References[edit | edit source]

  1. Konczak CR, Ames R. Relief of internal snapping hip syndrome in a marathon runner after chiropractic treatment. Journal of Manipulative and Physiological Therapeutics 2005;28(1):e1-7.
  2. 2.0 2.1 2.2 Via AG, Fioruzzi A, Randelli F. Diagnosis and Management of Snapping Hip Syndrome: A Comprehensive Review of Literature. Rheumatology (Sunnyvale) 2017;7(228):2161-1149.
  3. 3.0 3.1 3.2 3.3 3.4 3.5 3.6 3.7 3.8 3.9 Idjadi J, Meislin R. Symptomatic snapping hip: targeted treatment for maximum pain relief. The Physician and Sportsmedicine 2004;32(1):25-31.
  4. 4.0 4.1 4.2 4.3 4.4 4.5 4.6 4.7 4.8 Byrd JT. Snapping hip. Operative Techniques in Sports Medicine 2005;13(1):46-54.
  5. Hinojosa T. EBP - Snapping Hip. Available from (accessed 15/11/2020).
  6. 6.0 6.1 6.2 6.3 Brignall CG, Stainsby GD. The snapping hip. Treatment by Z-plasty. The Journal of Bone and Joint Surgery. British volume 1991;73(2):253-4.
  7. 7.0 7.1 7.2 7.3 Winston P, Awan R, Cassicy JD et al. Clinical examination and ultrasound of self-reported snapping hip syndrome in elite ballet dancers. Am J Sports Med. 2007;35:118-126.
  8. Bigesor. Ober's Test. Available from: (accessed 15/11/2020).
  9. MSK Medicine. Stinchfield's Test. Available from: (accessed 28/11/2020).
  10. Deslandes M, Guillin R, Cardinal É, Hobden R, Bureau NJ. The snapping iliopsoas tendon: new mechanisms using dynamic sonography. American journal of Roentgenology 2008;190(3):576-81.
  11. Schaberg JE, Harper MC, Allen WC. The snapping hip syndrome. The American Journal of Sports Medicine 1984;12(5):361-5.
  12. 12.0 12.1 12.2 Medscape. Garry J, Jenkins W. Snapping hip syndrome. Available from: (accessed 28/11/2020).
  13. Wahl CJ, Warren RF, Adler RS, Hannafin JA, Hansen B. Internal coxa saltans (snapping hip) as a result of overtraining: a report of 3 cases in professional athletes with a review of causes and the role of ultrasound in early diagnosis and management. The American Journal of Sports Medicine 2004;32(5):1302-9.
  14. 14.0 14.1 Anderson SA, Keene JS. Results of arthroscopic iliopsoas tendon release in competitive and recreational athletes. The American journal of sports medicine 2008;36(12):2363-71.
  15. Lin CL, Huang MT, Lin CJ. Snapping hip caused by a venous hemangioma of the gluteus maximus muscle: a case report. Journal of Medical Case Reports. 2008;2(1):386.
  16. 16.0 16.1 16.2 16.3 Contreras ME, Dani WS, Endges WK, De Araujo LC, Berral FJ. Arthroscopic treatment of the snapping iliopsoas tendon through the central compartment of the hip: a pilot study. The Journal of Bone and Joint Surgery (British volume) 2010;92(6):777-80.

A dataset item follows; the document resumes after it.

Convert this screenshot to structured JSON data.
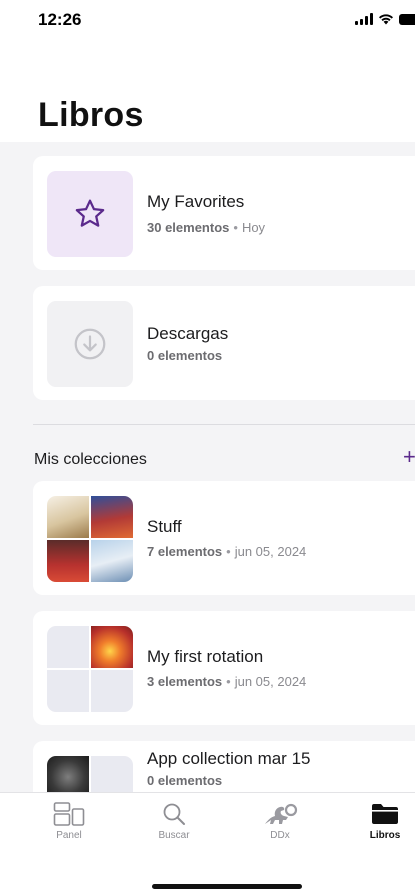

  17. 17.0 17.1 17.2 17.3 Bond RP, Snyckers CH. Management of sports overuse injuries of the lower limb: an evidence-based review of the literature. SA Orthopaedic Journal 2010;9(2):48-58.
  18. Byrd J. Evaluation and management of the snapping iliopsoas tendon. Techniques in Orthopaedics 2005;20(1):45-51
  19. Jacobson T, Allen WC. Surgical correction of the snapping iliopsoas tendon. The American journal of sports medicine 1990;18(5):470-4.
  20. Gose JC, Schweizer P. Iliotibial band tightness. Journal of Orthopaedic & Sports Physical Therapy 1989;10(10):399-407.
  21. Andres BM, Murrell GA. Treatment of tendinopathy: what works, what does not, and what is on the horizon. Clinical orthopaedics and related research. 2008;466(7):1539-54.
  22. Spina AA. External coxa saltans (snapping hip) treated with active release techniques: a case report. The Journal of the Canadian Chiropractic Association. 2007;51(1):23.
  23. Brosseau L, Casimiro L, Milne S, Welch V, Shea B, Tugwell P, Wells GA. Deep transverse friction massage for treating tendinitis. Cochrane Database of Systematic Reviews 2002(4).